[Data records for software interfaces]
>>>
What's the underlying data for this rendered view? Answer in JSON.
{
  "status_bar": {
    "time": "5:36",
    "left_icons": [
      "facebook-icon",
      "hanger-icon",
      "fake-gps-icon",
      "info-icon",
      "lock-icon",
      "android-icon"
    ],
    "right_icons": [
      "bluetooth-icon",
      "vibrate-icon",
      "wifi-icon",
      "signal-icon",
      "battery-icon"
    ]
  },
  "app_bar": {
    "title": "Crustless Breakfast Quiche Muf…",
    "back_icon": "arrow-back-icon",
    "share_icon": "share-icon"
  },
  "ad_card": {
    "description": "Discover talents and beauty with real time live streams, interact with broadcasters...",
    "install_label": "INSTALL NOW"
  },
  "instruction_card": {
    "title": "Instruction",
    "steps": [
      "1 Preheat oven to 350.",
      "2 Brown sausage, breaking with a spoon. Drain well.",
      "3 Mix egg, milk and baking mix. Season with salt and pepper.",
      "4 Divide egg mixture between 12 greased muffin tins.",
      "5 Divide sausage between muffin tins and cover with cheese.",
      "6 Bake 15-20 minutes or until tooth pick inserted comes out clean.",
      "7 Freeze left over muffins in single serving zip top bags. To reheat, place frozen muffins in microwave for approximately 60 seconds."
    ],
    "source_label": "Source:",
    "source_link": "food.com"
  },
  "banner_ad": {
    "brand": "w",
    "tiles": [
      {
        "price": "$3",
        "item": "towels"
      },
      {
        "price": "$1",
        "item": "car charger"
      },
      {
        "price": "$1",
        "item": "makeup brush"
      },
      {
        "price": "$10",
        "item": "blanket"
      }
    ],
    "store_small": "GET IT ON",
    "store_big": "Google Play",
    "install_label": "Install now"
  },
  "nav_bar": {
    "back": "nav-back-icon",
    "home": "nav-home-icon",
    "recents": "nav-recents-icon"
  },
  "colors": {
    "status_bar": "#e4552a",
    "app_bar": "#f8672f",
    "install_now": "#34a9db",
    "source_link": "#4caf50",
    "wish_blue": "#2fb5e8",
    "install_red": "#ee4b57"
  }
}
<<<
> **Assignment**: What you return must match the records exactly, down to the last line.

> **Answer to the problem**:
What's the underlying data for this rendered view? Answer in JSON.
{
  "status_bar": {
    "time": "5:36",
    "left_icons": [
      "facebook-icon",
      "hanger-icon",
      "fake-gps-icon",
      "info-icon",
      "lock-icon",
      "android-icon"
    ],
    "right_icons": [
      "bluetooth-icon",
      "vibrate-icon",
      "wifi-icon",
      "signal-icon",
      "battery-icon"
    ]
  },
  "app_bar": {
    "title": "Crustless Breakfast Quiche Muf…",
    "back_icon": "arrow-back-icon",
    "share_icon": "share-icon"
  },
  "ad_card": {
    "description": "Discover talents and beauty with real time live streams, interact with broadcasters...",
    "install_label": "INSTALL NOW"
  },
  "instruction_card": {
    "title": "Instruction",
    "steps": [
      "1 Preheat oven to 350.",
      "2 Brown sausage, breaking with a spoon. Drain well.",
      "3 Mix egg, milk and baking mix. Season with salt and pepper.",
      "4 Divide egg mixture between 12 greased muffin tins.",
      "5 Divide sausage between muffin tins and cover with cheese.",
      "6 Bake 15-20 minutes or until tooth pick inserted comes out clean.",
      "7 Freeze left over muffins in single serving zip top bags. To reheat, place frozen muffins in microwave for approximately 60 seconds."
    ],
    "source_label": "Source:",
    "source_link": "food.com"
  },
  "banner_ad": {
    "brand": "w",
    "tiles": [
      {
        "price": "$3",
        "item": "towels"
      },
      {
        "price": "$1",
        "item": "car charger"
      },
      {
        "price": "$1",
        "item": "makeup brush"
      },
      {
        "price": "$10",
        "item": "blanket"
      }
    ],
    "store_small": "GET IT ON",
    "store_big": "Google Play",
    "install_label": "Install now"
  },
  "nav_bar": {
    "back": "nav-back-icon",
    "home": "nav-home-icon",
    "recents": "nav-recents-icon"
  },
  "colors": {
    "status_bar": "#e4552a",
    "app_bar": "#f8672f",
    "install_now": "#34a9db",
    "source_link": "#4caf50",
    "wish_blue": "#2fb5e8",
    "install_red": "#ee4b57"
  }
}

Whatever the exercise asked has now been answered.